Research = Heaven
So, since I'm writing a book set in Ireland, it stands to reason that one of these days I'm going to have to travel to Ireland to talk to people about their local history. And when I do that, I can't just be mispronouncing everything I'm asking them about, can I? Which is why it makes perfect sense for me to have bought myself an English-Irish dictionary, as well as a beginner's language course (coursebook plus audio disks). When I proudly showed my purchases to my husband, he raised his eyebrows a fraction, and reminded me to be careful about not getting carried away with my research. He's been through the writing of one historical novel (#1) with me already, and apparently remembers quite well how, after spending a year or so learning all I could about 16th-century Venice, I felt compelled to cram every single fact I'd uncovered into the text of my novel, with a crowbar if necessary. Ah, but I know better now. When I was prowling on Amazon.com a few nights ago, trying to figure out how I could learn to speak Gaelic, did I not prudently (but reluctantly) refrain from also buying a copy of the actual 1659 Irish census, which could have been mine for a mere $25.00? I exercised restraint, but I have no doubt it would have been worth every penny. Because, for me, research is pure joy. If you're not looking to find out a specific thing, then there's just no way to do it wrong, and everything you find out just opens new doors. As opposed to writing, in which the ways to do it wrong outnumber the waves in the ocean, and so many of the doors you open lead into blind alleys and hidden traps. Writing is work. Research is fun. And some, but not all, of it will even find its way into the book. So I'm going to keep delving, and I'm going to try to learn Irish, which my first foray into the coursebook suggests will prove to be one of the world's more impossible languages. And, my fellow seeker, I leave you with this: May the road rise to meet you.
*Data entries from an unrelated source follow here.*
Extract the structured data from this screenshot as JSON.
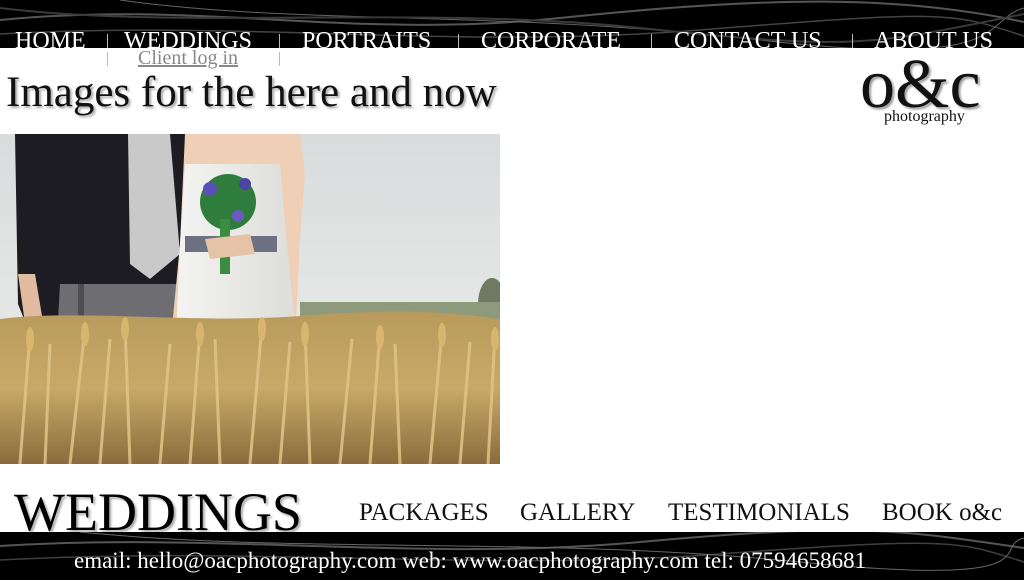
{
  "nav": {
    "items": [
      "HOME",
      "WEDDINGS",
      "PORTRAITS",
      "CORPORATE",
      "CONTACT US",
      "ABOUT US"
    ],
    "client_login": "Client log in"
  },
  "header": {
    "tagline": "Images for the here and now",
    "logo_mark": "o&c",
    "logo_sub": "photography"
  },
  "hero": {
    "image": "wedding-couple-in-wheat-field"
  },
  "section": {
    "title": "WEDDINGS",
    "links": [
      "PACKAGES",
      "GALLERY",
      "TESTIMONIALS",
      "BOOK o&c"
    ]
  },
  "footer": {
    "contact": "email: hello@oacphotography.com  web: www.oacphotography.com  tel:  07594658681"
  },
  "colors": {
    "bar": "#000000",
    "text": "#111111",
    "link_muted": "#888888",
    "wheat": "#c8a664"
  }
}
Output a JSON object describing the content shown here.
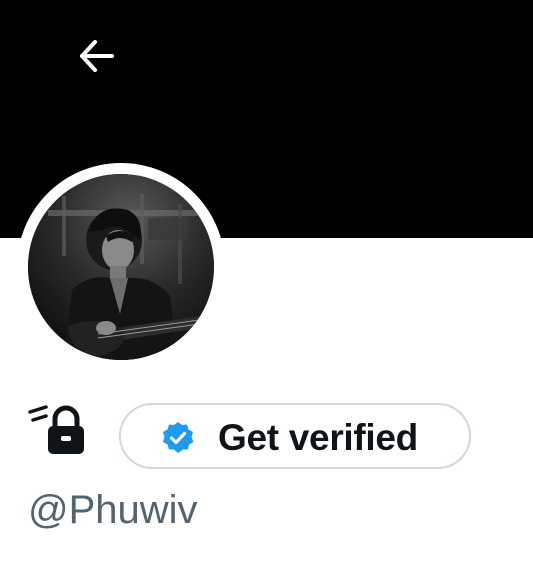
{
  "profile": {
    "handle": "@Phuwiv",
    "is_protected": true,
    "avatar_description": "black and white photo"
  },
  "header": {
    "back_icon": "arrow-left-icon",
    "banner_color": "#000000"
  },
  "actions": {
    "get_verified_label": "Get verified",
    "verified_badge_icon": "verified-badge-icon",
    "verified_badge_color": "#1d9bf0"
  },
  "colors": {
    "primary_text": "#0f1419",
    "secondary_text": "#536471",
    "border": "#cfd9de"
  }
}
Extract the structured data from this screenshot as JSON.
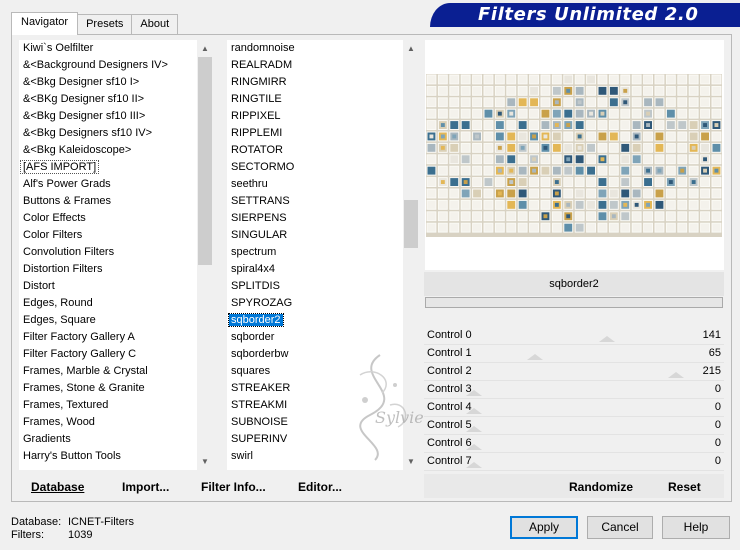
{
  "tabs": [
    "Navigator",
    "Presets",
    "About"
  ],
  "banner_title": "Filters Unlimited 2.0",
  "categories": [
    "Kiwi`s Oelfilter",
    "&<Background Designers IV>",
    "&<Bkg Designer sf10 I>",
    "&<BKg Designer sf10 II>",
    "&<Bkg Designer sf10 III>",
    "&<Bkg Designers sf10 IV>",
    "&<Bkg Kaleidoscope>",
    "[AFS IMPORT]",
    "Alf's Power Grads",
    "Buttons & Frames",
    "Color Effects",
    "Color Filters",
    "Convolution Filters",
    "Distortion Filters",
    "Distort",
    "Edges, Round",
    "Edges, Square",
    "Filter Factory Gallery A",
    "Filter Factory Gallery C",
    "Frames, Marble & Crystal",
    "Frames, Stone & Granite",
    "Frames, Textured",
    "Frames, Wood",
    "Gradients",
    "Harry's Button Tools"
  ],
  "filters": [
    "randomnoise",
    "REALRADM",
    "RINGMIRR",
    "RINGTILE",
    "RIPPIXEL",
    "RIPPLEMI",
    "ROTATOR",
    "SECTORMO",
    "seethru",
    "SETTRANS",
    "SIERPENS",
    "SINGULAR",
    "spectrum",
    "spiral4x4",
    "SPLITDIS",
    "SPYROZAG",
    "sqborder2",
    "sqborder",
    "sqborderbw",
    "squares",
    "STREAKER",
    "STREAKMI",
    "SUBNOISE",
    "SUPERINV",
    "swirl"
  ],
  "selected_filter_index": 16,
  "selected_category_index": 7,
  "filter_name": "sqborder2",
  "controls": [
    {
      "label": "Control 0",
      "value": "141",
      "level": 0.553
    },
    {
      "label": "Control 1",
      "value": "65",
      "level": 0.255
    },
    {
      "label": "Control 2",
      "value": "215",
      "level": 0.843
    },
    {
      "label": "Control 3",
      "value": "0",
      "level": 0
    },
    {
      "label": "Control 4",
      "value": "0",
      "level": 0
    },
    {
      "label": "Control 5",
      "value": "0",
      "level": 0
    },
    {
      "label": "Control 6",
      "value": "0",
      "level": 0
    },
    {
      "label": "Control 7",
      "value": "0",
      "level": 0
    }
  ],
  "bottom_buttons": {
    "database": "Database",
    "import": "Import...",
    "filter_info": "Filter Info...",
    "editor": "Editor...",
    "randomize": "Randomize",
    "reset": "Reset"
  },
  "status": {
    "database_label": "Database:",
    "database_value": "ICNET-Filters",
    "filters_label": "Filters:",
    "filters_value": "1039"
  },
  "dialog_buttons": {
    "apply": "Apply",
    "cancel": "Cancel",
    "help": "Help"
  },
  "watermark_text": "Sylvie",
  "colors": {
    "banner": "#0a1f92",
    "selection": "#0078d7"
  }
}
May the wind be always at your back; may the sun shine warm upon your face; and, until we meet again, may God (Dia) hold you (tu) in the palm of His hand.